If you have an ACS member number, please enter it here so we can link this account to your membership. (optional)

ACS values your privacy. By submitting your information, you are gaining access to C&EN and subscribing to our weekly newsletter. We use the information you provide to make your reading experience better, and we will never sell your data to third party members.



Trump bans some Chinese students from US

Order bans graduate students and postdocs with military ties

by Andrea Widener
June 4, 2020 | A version of this story appeared in Volume 98, Issue 22


US President Donald J. Trump signed an order late last month canceling visas and barring entry for Chinese students, postdocs, and other visiting scientists associated with China’s “military-civil fusion strategy.”

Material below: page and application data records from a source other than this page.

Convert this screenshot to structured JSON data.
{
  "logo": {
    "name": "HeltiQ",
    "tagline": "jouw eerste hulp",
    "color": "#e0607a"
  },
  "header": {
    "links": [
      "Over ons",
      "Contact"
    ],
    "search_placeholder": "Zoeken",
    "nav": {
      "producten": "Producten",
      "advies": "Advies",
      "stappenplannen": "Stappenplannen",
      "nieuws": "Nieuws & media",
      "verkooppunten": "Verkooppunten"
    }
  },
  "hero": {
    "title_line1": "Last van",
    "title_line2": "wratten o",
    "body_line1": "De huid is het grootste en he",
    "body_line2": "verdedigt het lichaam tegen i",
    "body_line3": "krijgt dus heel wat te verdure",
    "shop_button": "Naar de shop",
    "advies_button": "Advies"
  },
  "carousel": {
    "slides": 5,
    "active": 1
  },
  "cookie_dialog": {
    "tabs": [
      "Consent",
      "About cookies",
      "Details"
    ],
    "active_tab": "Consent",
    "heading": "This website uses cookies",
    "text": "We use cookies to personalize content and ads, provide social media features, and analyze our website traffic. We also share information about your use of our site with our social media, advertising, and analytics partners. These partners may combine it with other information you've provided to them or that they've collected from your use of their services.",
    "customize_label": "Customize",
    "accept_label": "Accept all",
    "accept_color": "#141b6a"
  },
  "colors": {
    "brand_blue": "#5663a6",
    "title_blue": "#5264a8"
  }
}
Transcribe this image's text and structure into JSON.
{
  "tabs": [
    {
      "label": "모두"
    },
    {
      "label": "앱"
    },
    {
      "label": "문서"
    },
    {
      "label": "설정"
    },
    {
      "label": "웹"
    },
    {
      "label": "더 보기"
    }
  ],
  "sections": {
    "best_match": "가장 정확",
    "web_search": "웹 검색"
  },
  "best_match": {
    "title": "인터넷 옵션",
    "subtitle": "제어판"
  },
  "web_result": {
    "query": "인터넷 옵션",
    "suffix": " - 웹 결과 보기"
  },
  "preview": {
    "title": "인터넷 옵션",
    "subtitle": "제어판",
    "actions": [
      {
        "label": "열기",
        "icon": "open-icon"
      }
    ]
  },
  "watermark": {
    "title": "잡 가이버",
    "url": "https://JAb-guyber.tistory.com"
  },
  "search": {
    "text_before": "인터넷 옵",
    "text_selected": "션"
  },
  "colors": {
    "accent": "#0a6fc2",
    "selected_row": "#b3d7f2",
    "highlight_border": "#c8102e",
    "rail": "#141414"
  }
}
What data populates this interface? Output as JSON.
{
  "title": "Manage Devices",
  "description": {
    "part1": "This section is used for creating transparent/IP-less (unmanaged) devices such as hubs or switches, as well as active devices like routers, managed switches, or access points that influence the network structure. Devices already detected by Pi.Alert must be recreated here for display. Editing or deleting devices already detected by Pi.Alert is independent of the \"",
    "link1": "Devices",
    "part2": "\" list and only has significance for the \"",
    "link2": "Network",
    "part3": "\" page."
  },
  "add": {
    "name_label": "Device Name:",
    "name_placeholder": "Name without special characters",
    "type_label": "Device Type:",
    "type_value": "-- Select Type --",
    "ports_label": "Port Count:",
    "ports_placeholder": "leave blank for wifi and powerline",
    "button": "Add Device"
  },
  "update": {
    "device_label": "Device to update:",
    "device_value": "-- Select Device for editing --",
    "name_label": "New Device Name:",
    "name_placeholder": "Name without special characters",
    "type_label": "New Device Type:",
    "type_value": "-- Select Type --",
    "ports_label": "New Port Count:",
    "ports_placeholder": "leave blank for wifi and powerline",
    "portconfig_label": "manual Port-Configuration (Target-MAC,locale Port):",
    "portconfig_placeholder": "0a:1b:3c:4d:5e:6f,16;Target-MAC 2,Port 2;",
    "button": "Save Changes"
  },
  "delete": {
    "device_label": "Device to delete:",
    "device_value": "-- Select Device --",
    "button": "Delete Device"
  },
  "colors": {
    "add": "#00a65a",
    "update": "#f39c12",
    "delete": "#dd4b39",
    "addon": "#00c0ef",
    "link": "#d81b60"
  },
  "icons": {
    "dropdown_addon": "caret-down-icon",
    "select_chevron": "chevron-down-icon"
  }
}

The order, which went into effect June 1, is an effort to stop what the Trump administration sees as a Chinese attempt to acquire US technology. Some Chinese students “operate as non-traditional collectors of intellectual property,” the order says.

The ban applies to F visas, typically used by graduate students, and J visas, usually issued to postdocs and visitors.

Undergrads associated with the Chinese program are still allowed to enter the US.

At least 3,000 students could be affected by the move, according to an estimate from the American Society for Biochemistry and Molecular Biology (ASBMB). “Officials have acknowledged there is no direct evidence that has pointed to wrongdoing by Chinese visa-holding students,” Benjamin Corb, ASBMB’s public affairs director, says in a statement.

Universities welcome vetting of visa holders who have not been honest about their military ties, says Peter McPherson, president of the Association of Public and Land-grant Universities, but the federal government should be transparent about who poses a security threat. “These efforts must not diminish collaborative science with international partners acting in good faith,” he says in a statement. “The United States has benefited enormously from cross-border collaboration on science, and we must ensure that the world’s brightest minds still feel drawn to study, research, teach, and spur innovations in the United States.”



This article has been sent to the following recipient:

Chemistry matters. Join us to get the news you need.